The lower portion of the Urban Liftgate concept, below the bumper, is designed with a textured effect that imparts a feel similar to that of sharkskin, an unusual finish achieved totally through a new painting technique. Its varnish coat contains microbeads that produce a granulated effect. It is a technique that Faurecia was the first to industrialize on plastic parts, when it created a textured surface for the bumpers of the Peugeot 208 facelift (2015) in ice grey and ice silver shades.
Besides its styling advantages, the texturing helps protect the varnish from micro-scratches and better sustain frequent high-pressure water car washing.
In the area beneath the rear glazing (window) and in the areas surrounding the rear air-flow ducts, Faurecia has sprayed on a metallized paint that replaces expensive chrome while creating a shiny chrome appearance. To achieve this look, Faurecia first applies a primer. Then it sprays two liquid components on the part that produce a chemical reaction, which converts the liquids to a thin, solid-metallic layer with a mirror-like finish. Varnish can be applied atop this layer to add any of a number of colors.
Among the benefits of spray metallization are its exceptional cost-efficiency compared with actual chrome and the large diversity of color options that simply cannot be attained with chrome itself. The process is much more environmentally friendly than working with chrome, as well. It costs 5 to 20 percent less than chrome electroplating and weights 10 to 20 percent less than chrome.
Yet another important advantage is that the sprayed metallic finish can be backlighted, unlike the normal chrome process, because it is applied as a very thin metallic layer.
Textured painting is currently available from Faurecia, and metallized spray is expected to begin appearing on vehicles in 2018.
INVISIBLE THIRD BRAKE LIGHT

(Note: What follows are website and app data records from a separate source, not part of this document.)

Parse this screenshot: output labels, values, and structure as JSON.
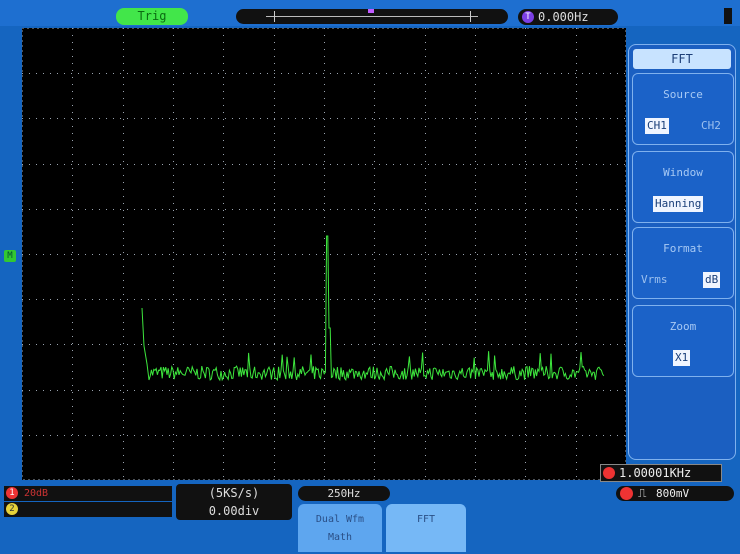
{
  "top": {
    "trigger_label": "Trig",
    "freq_marker": "T",
    "freq_value": "0.000Hz"
  },
  "channel_marker": "M",
  "fft_menu": {
    "title": "FFT",
    "source": {
      "title": "Source",
      "options": [
        "CH1",
        "CH2"
      ],
      "selected": "CH1"
    },
    "window": {
      "title": "Window",
      "value": "Hanning"
    },
    "format": {
      "title": "Format",
      "options": [
        "Vrms",
        "dB"
      ],
      "selected": "dB"
    },
    "zoom": {
      "title": "Zoom",
      "value": "X1"
    }
  },
  "freq_readout": "1.00001KHz",
  "bottom": {
    "ch1_marker": "1",
    "ch1_label": "20dB",
    "ch2_marker": "2",
    "sample_rate": "(5KS/s)",
    "offset": "0.00div",
    "hz_per_div": "250Hz",
    "trigger_level": "800mV"
  },
  "tabs": [
    {
      "line1": "Dual Wfm",
      "line2": "Math"
    },
    {
      "line1": "FFT",
      "line2": ""
    }
  ],
  "colors": {
    "trace": "#3de63d",
    "grid_dots": "#9aa4b0",
    "background": "#1565c0"
  }
}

Designers have been frustrated by constraints that require a third brake light to be mounted in a rear window or on a spoiler. Faurecia has developed a way to integrate this brake light invisibly into the spoiler along the rear roof line.
The LED lighting module is covered with a rigid, transparent strip of polymethyl methacrylate (PMMA) material tinted to match the spoiler. When the light is not activated, the strip blends into the spoiler and cannot be seen. When the brake is applied, the LEDs light the transparent cover from behind with the familiar red glow of a brake light. Thus, the light cover serves as decoration until it needs to function as a warning light.
A similar technique is used with the other two brake lights above the bumper. The areas over the lights remain dark when the car is not braking, covered by translucent mold-in-color panels with high-end translucent metallic paint. When the brake is activated, hidden red lights behind the panels shine through the covers with the familiar intense red glow.
A new lighting function, using a similar hidden-light technique, has been added around decorative air ducts that resemble dual tailpipes. When unlit, the area surrounding the ducts looks like chrome. When the liftgate is raised, however, the area around the ducts illuminates, providing additional tail lights that substitute for those that have been raised into the air with the liftgate.
This invisible lighting system will be offered to vehicle designers early in 2017 for 2019 vehicles.
The Urban Liftgate concept’s textured and metallized paints lend themselves to a novel Faurecia laser engraving methodology. The paint is applied in two colored layers. A laser then is used to cut through the top colored layer, creating a design, words or images. A clear coat is then applied at the end of the process. This technique has been used on the Peugeot 208 to create customized versions of the vehicle. Faurecia envisions automakers incorporating it into stylish cars and trucks with sporty, artistic or even monogrammed designs.
Laser decoration currently is in production, and its applications are anticipated to expand in conjunction with other rear-end innovations.